[[ Information provided open ]]

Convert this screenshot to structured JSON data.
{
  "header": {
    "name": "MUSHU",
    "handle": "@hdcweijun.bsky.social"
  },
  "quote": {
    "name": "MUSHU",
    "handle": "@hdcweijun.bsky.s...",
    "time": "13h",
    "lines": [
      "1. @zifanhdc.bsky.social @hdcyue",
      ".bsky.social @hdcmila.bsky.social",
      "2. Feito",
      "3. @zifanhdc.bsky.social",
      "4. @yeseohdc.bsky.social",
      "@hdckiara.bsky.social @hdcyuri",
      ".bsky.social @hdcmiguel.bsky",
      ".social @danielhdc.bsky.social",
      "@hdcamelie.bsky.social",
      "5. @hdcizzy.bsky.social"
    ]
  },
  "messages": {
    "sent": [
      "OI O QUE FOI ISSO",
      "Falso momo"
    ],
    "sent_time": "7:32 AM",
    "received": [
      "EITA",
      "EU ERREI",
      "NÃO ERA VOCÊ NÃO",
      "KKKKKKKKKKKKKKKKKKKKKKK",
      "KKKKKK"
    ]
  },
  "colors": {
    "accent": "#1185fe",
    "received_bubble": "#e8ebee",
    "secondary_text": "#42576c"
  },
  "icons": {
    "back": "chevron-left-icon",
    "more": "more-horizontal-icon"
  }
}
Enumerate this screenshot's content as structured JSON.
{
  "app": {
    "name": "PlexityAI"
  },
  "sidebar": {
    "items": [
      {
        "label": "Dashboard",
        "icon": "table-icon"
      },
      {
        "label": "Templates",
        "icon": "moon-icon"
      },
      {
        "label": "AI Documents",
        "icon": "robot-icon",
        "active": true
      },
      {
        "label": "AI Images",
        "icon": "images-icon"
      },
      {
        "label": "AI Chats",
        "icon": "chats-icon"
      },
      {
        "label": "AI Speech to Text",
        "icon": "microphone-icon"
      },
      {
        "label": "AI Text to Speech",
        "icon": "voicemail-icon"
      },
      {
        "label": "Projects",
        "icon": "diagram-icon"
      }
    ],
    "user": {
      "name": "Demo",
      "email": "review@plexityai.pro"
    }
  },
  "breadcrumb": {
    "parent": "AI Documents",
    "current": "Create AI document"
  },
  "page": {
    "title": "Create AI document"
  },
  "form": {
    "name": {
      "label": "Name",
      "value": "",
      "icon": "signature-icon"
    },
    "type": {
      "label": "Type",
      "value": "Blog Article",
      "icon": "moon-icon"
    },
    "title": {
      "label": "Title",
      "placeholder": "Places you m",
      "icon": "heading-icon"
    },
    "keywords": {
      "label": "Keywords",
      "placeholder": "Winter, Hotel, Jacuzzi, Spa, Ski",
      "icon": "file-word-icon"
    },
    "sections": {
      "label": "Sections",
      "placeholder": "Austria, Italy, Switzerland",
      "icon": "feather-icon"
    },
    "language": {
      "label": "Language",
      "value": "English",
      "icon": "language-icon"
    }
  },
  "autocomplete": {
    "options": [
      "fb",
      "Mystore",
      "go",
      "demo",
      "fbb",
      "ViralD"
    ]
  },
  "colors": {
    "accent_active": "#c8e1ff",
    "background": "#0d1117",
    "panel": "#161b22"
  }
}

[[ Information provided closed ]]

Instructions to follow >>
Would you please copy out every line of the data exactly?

Written answer >>
Convert this screenshot to structured JSON data.
{
  "header": {
    "name": "MUSHU",
    "handle": "@hdcweijun.bsky.social"
  },
  "quote": {
    "name": "MUSHU",
    "handle": "@hdcweijun.bsky.s...",
    "time": "13h",
    "lines": [
      "1. @zifanhdc.bsky.social @hdcyue",
      ".bsky.social @hdcmila.bsky.social",
      "2. Feito",
      "3. @zifanhdc.bsky.social",
      "4. @yeseohdc.bsky.social",
      "@hdckiara.bsky.social @hdcyuri",
      ".bsky.social @hdcmiguel.bsky",
      ".social @danielhdc.bsky.social",
      "@hdcamelie.bsky.social",
      "5. @hdcizzy.bsky.social"
    ]
  },
  "messages": {
    "sent": [
      "OI O QUE FOI ISSO",
      "Falso momo"
    ],
    "sent_time": "7:32 AM",
    "received": [
      "EITA",
      "EU ERREI",
      "NÃO ERA VOCÊ NÃO",
      "KKKKKKKKKKKKKKKKKKKKKKK",
      "KKKKKK"
    ]
  },
  "colors": {
    "accent": "#1185fe",
    "received_bubble": "#e8ebee",
    "secondary_text": "#42576c"
  },
  "icons": {
    "back": "chevron-left-icon",
    "more": "more-horizontal-icon"
  }
}
Enumerate this screenshot's content as structured JSON.
{
  "app": {
    "name": "PlexityAI"
  },
  "sidebar": {
    "items": [
      {
        "label": "Dashboard",
        "icon": "table-icon"
      },
      {
        "label": "Templates",
        "icon": "moon-icon"
      },
      {
        "label": "AI Documents",
        "icon": "robot-icon",
        "active": true
      },
      {
        "label": "AI Images",
        "icon": "images-icon"
      },
      {
        "label": "AI Chats",
        "icon": "chats-icon"
      },
      {
        "label": "AI Speech to Text",
        "icon": "microphone-icon"
      },
      {
        "label": "AI Text to Speech",
        "icon": "voicemail-icon"
      },
      {
        "label": "Projects",
        "icon": "diagram-icon"
      }
    ],
    "user": {
      "name": "Demo",
      "email": "review@plexityai.pro"
    }
  },
  "breadcrumb": {
    "parent": "AI Documents",
    "current": "Create AI document"
  },
  "page": {
    "title": "Create AI document"
  },
  "form": {
    "name": {
      "label": "Name",
      "value": "",
      "icon": "signature-icon"
    },
    "type": {
      "label": "Type",
      "value": "Blog Article",
      "icon": "moon-icon"
    },
    "title": {
      "label": "Title",
      "placeholder": "Places you m",
      "icon": "heading-icon"
    },
    "keywords": {
      "label": "Keywords",
      "placeholder": "Winter, Hotel, Jacuzzi, Spa, Ski",
      "icon": "file-word-icon"
    },
    "sections": {
      "label": "Sections",
      "placeholder": "Austria, Italy, Switzerland",
      "icon": "feather-icon"
    },
    "language": {
      "label": "Language",
      "value": "English",
      "icon": "language-icon"
    }
  },
  "autocomplete": {
    "options": [
      "fb",
      "Mystore",
      "go",
      "demo",
      "fbb",
      "ViralD"
    ]
  },
  "colors": {
    "accent_active": "#c8e1ff",
    "background": "#0d1117",
    "panel": "#161b22"
  }
}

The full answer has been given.